Once again, after a successful season Nathan Sturgis finds himself outside of the starting line-up. With a chance to break back in this weekend, what makes Sturgis a better option than other midfielders on the Rapids' roster? Answers and more in today's Daily Wave.

Nathan Sturgis must be wondering what he has to do exactly to catch a break in this league. After winning the ACC Defensive Player of the Year award during his senior year at Clemson University, he was selected 12th overall in the 2006 Superdraft. Sturgis was even signed to a Generation Adidas contract. Nine years later, he has played for six different clubs, and has never stayed anywhere more than two seasons.

It seems like every time Sturgis finds his place at a club, he gets shipped out to somewhere else in need of midfield utility. He had a decent first season with LA Galaxy but the next season he was traded to Real Salt Lake. Unable to make an impact there, the (then) brand new Seattle Sounders signed him for their opening campaign. It wasn't until his second season that he really broke out and found a solid place in the starting line-up. But then came another expansion draft, which put him in Toronto by way of Vancouver. He gained occasional minutes for the Reds but was sent to Houston Dynamo at season's end. Finally, after no success in the Lone Star State, Oscar Pareja, with an eye for midfield talent, snagged Sturgis for the 2013 season with the Rapids. Yet, here we are in 2014 and it seems he's lost his spot again.

So why is it that Sturgis is continually seen as surplus (or at least expendable) after he has successful (albeit mildly) seasons? The answer lies within his style as a midfielder. He's no "honey badger" like Osvaldo Alonso, consistently winning possession and breaking up plays. He's also not a Kyle Beckerman who can serve up a tasty key pass at a moment's notice. Where Nathan Sturgis excels isn't wowing with tremendous plays, it's in the little things. Unfortunately, little things get overlooked.

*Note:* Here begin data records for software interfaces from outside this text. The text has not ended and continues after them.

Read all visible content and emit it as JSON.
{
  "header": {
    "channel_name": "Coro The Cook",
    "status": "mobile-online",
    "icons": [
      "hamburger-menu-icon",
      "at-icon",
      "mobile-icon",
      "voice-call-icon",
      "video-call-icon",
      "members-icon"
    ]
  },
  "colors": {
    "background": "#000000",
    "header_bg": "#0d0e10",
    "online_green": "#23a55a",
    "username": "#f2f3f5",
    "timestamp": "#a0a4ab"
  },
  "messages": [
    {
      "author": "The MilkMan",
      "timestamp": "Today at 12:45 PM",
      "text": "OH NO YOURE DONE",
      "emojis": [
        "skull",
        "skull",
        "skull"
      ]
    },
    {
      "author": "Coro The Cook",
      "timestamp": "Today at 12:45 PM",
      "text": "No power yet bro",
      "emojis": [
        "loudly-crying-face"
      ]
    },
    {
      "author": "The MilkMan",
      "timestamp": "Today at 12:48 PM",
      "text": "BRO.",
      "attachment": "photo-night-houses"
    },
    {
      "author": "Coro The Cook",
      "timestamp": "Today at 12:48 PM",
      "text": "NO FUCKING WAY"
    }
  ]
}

While he may not be the best at any particular skill on the field, Sturgis is tidy. He keeps the ball and always finds the simple pass. He's smart, too. He knows when to foray forward, yet also knows when to hang back. Sure, he doesn't make a habit of splitting the defense with a perfect through-ball like Powers, and he doesn't bulldoze attackers like Hendry Thomas did. But Sturgis was pretty darn good at the one thing Oscar preached the most: possession.

Take a look at these stats from Jose Mari and Nick LaBrocca from Saturday's game against Portand:

Jose Mari
Successful Passes: 42
Unsuccessful Passes: 15
Tackled and Loss of Possession: 20

Nick LaBrocca
Successful Passes: 47
Unsuccessful Passes: 14
Tackled and Loss of Possession: 15

Those numbers aren't great, but they're not awful, either. They are also very similar to their numbers from the New York game. The one that most concerns me would be the last category for each. After looking through all of Sturgis' games last season that I could get stats for, the worst I could find in Tackled and Loss of Possession was 10 (averaged around 7 or 8). That stat comes from the 1-1 draw with Chivas, in which Sturgis had 88 successful passes and only 8 unsuccessful.

I know it's still very early in the season and the sample size for LaBrocca and Jose Mari is small, but Sturgis provides smart possession play throughout the midfield. I love what LaBrocca has done so far this season and, once he's settled, I think Jose Mari will be very, very good for this team, but Nathan Sturgis needs to start in the Rapids midfield. As the likely replacement for the suspended Jose Mari this weekend, perhaps Sturgis can retake his box-to-box spot, and in the process put an end to his "One-Good-Next-Out" curse.